Tuesday, Chris Steller reported in the Session Daily, Conferees on jobs and energy begin to iron out their differences:
John Linc Stine, commissioner of the Pollution Control Agency, highlighted a policy concern with the House bill, which would prohibit spending money from the Clean Air Act settlement with Volkswagen without legislative approval. He said the provision puts Minnesota’s $47 million share of the national settlement at risk.
Midwest Energy News' Frank Jossi fleshes out that concern in Advocates leery as Minnesota legislators seek role in VW settlement:
As Minnesota lawmakers seek more oversight over how $47 million in Volkswagen settlement funds are spent, advocates warn bills in the legislature could cause the state to lose the money altogether.
Attorney Leili Fatehi, owner and principal of the nonprofit Apparatus, says the consent decree requires that states follow a certain process in distributing money from the settlement and several proposed bills could negate the settlement.
“It’s pretty reckless legislation,” said Fatehi, who would like to see some of the money spent on environmental justice initiatives to help clean up disadvantaged neighborhoods.
The debate over who gets to hold the purse strings of the settlement money pits the governor’s office and executive branch against legislators who firmly believe they should – and will – have a say in which projects receive money.
“The big concern is making sure that there aren’t bills that prevent Minnesota getting funding,” said Brendan Jordan, who helps lead the Great Plain Institute’s Drive Electric Minnesota initiative.
“The settlement is very specific how the money can be spent and what it can be spent on in a very specific time frame. There are things the Legislature could do on appropriating the money that could result in the state not getting anything.”
Oops. Read the rest at Midwest Energy News. It does sound like the eagerness of Minnesota House Republicans to get their mitts on this "pot o' money" could leave Minnesotans with all of the emissions and none of the cash from the private settlement.
Here's Commissioner John Linc Stine's letter to the conference committee members:
Photo: Jossi notes in Midwest Energy News:
Key to the 225-page consent decree is that a government agency with full legal authority must be appointed to receive payments that will then be directed to projects, Fatehi said.

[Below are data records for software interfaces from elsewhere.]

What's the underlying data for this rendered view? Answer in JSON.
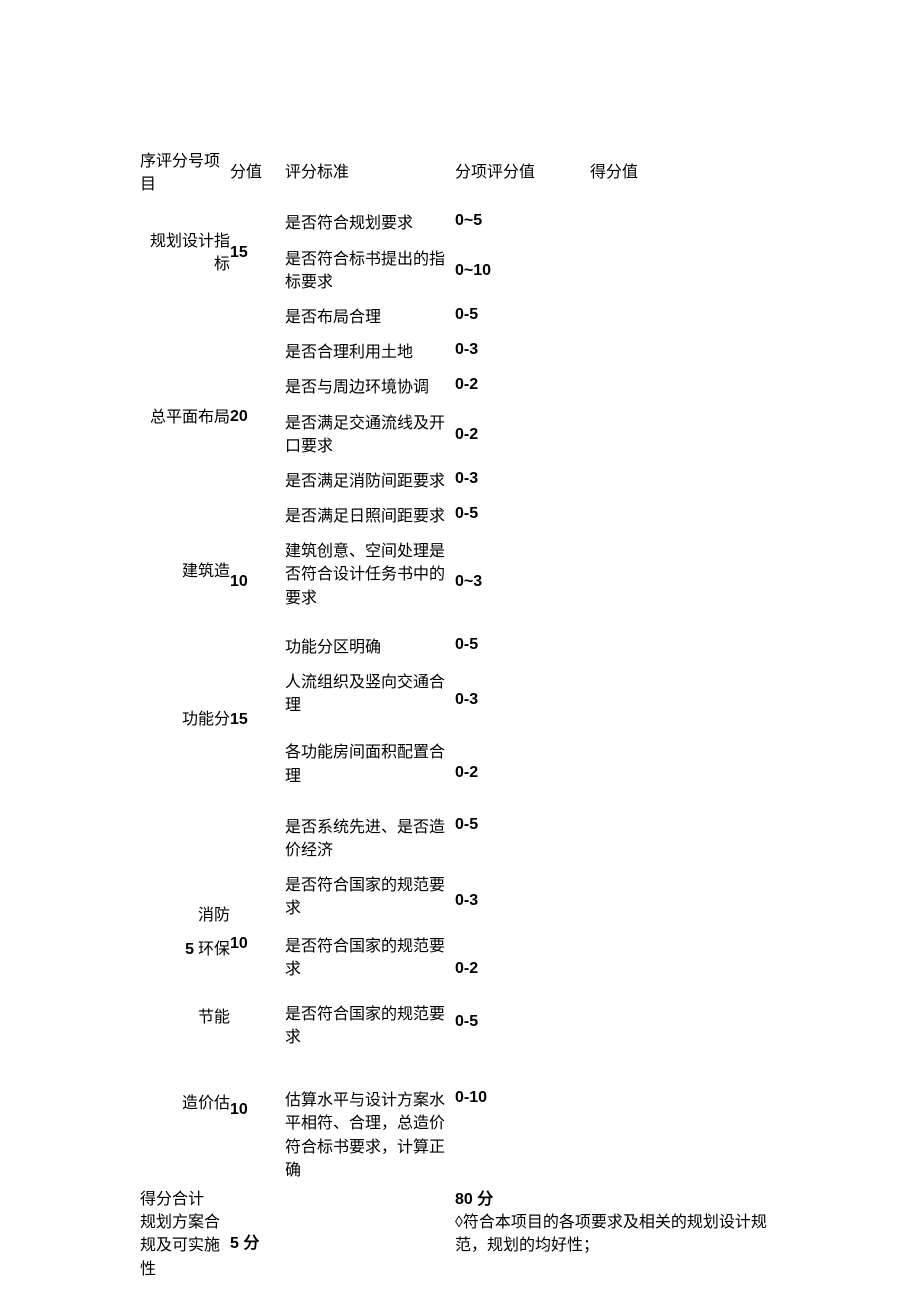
{
  "header": {
    "col1": "序评分号项目",
    "col2": "分值",
    "col3": "评分标准",
    "col4": "分项评分值",
    "col5": "得分值"
  },
  "rows": {
    "r1": {
      "cat": "规划设计指标",
      "score": "15",
      "c1": "是否符合规划要求",
      "s1": "0~5",
      "c2": "是否符合标书提出的指标要求",
      "s2": "0~10"
    },
    "r2": {
      "cat": "总平面布局",
      "score": "20",
      "c1": "是否布局合理",
      "s1": "0-5",
      "c2": "是否合理利用土地",
      "s2": "0-3",
      "c3": "是否与周边环境协调",
      "s3": "0-2",
      "c4": "是否满足交通流线及开口要求",
      "s4": "0-2",
      "c5": "是否满足消防间距要求",
      "s5": "0-3",
      "c6": "是否满足日照间距要求",
      "s6": "0-5"
    },
    "r3": {
      "cat": "建筑造",
      "score": "10",
      "c1": "建筑创意、空间处理是否符合设计任务书中的要求",
      "s1": "0~3"
    },
    "r4": {
      "cat": "功能分",
      "score": "15",
      "c1": "功能分区明确",
      "s1": "0-5",
      "c2": "人流组织及竖向交通合理",
      "s2": "0-3",
      "c3": "各功能房间面积配置合理",
      "s3": "0-2"
    },
    "r5a": {
      "cat": "消防",
      "c1": "是否系统先进、是否造价经济",
      "s1": "0-5",
      "c2": "是否符合国家的规范要求",
      "s2": "0-3"
    },
    "r5b": {
      "cat_prefix": "5",
      "cat": "环保",
      "score": "10",
      "c1": "是否符合国家的规范要求",
      "s1": "0-2"
    },
    "r5c": {
      "cat": "节能",
      "c1": "是否符合国家的规范要求",
      "s1": "0-5"
    },
    "r6": {
      "cat": "造价估",
      "score": "10",
      "c1": "估算水平与设计方案水平相符、合理，总造价符合标书要求，计算正确",
      "s1": "0-10"
    },
    "total": {
      "label": "得分合计",
      "value": "80 分"
    },
    "plan": {
      "label": "规划方案合规及可实施性",
      "score": "5 分",
      "desc": "◊符合本项目的各项要求及相关的规划设计规范，规划的均好性；"
    }
  }
}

The money is being managed by the Wilmington Trust and it will approve every project submitted by every state. The process of certifying states to receive settlement funds is expected to begin in May.

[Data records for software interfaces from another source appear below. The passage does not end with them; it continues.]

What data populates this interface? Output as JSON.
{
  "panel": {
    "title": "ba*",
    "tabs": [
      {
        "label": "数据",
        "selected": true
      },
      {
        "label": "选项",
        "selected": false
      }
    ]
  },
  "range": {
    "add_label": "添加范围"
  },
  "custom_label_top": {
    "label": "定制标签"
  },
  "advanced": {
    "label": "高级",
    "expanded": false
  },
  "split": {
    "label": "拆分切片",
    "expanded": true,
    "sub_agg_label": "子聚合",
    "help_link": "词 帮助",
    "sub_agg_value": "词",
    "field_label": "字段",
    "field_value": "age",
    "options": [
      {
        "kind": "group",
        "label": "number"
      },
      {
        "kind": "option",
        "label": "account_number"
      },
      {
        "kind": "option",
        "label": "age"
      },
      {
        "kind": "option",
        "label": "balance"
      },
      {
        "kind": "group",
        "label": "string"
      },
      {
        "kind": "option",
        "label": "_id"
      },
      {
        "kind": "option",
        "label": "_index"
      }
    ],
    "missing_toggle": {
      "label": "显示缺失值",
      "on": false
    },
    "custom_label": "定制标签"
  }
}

In Minnesota, Gov. Mark Dayton selected the Minnesota Pollution Control Agency, which already has had three public meetings focused on the settlement money and plans for four or five more around the state.
Lawmakers, however, wants a say in what the MPCA uses the consent decree money for. They want to have the power to appropriate the money that will go for projects, rather than the MPCA. . . .
That might cost us.
If you appreciate our posts and original analysis, you can mail contributions (payable to Sally Jo Sorensen, 33166 770th Ave, Ortonville, MN 56278) or use the paypal button in the upper right hand corner of this post. Those wishing to make a small ongoing monthly contribution should click on the paypal subscription button.
Or you can contribute via this link to paypal; use email email@example.com as recipient.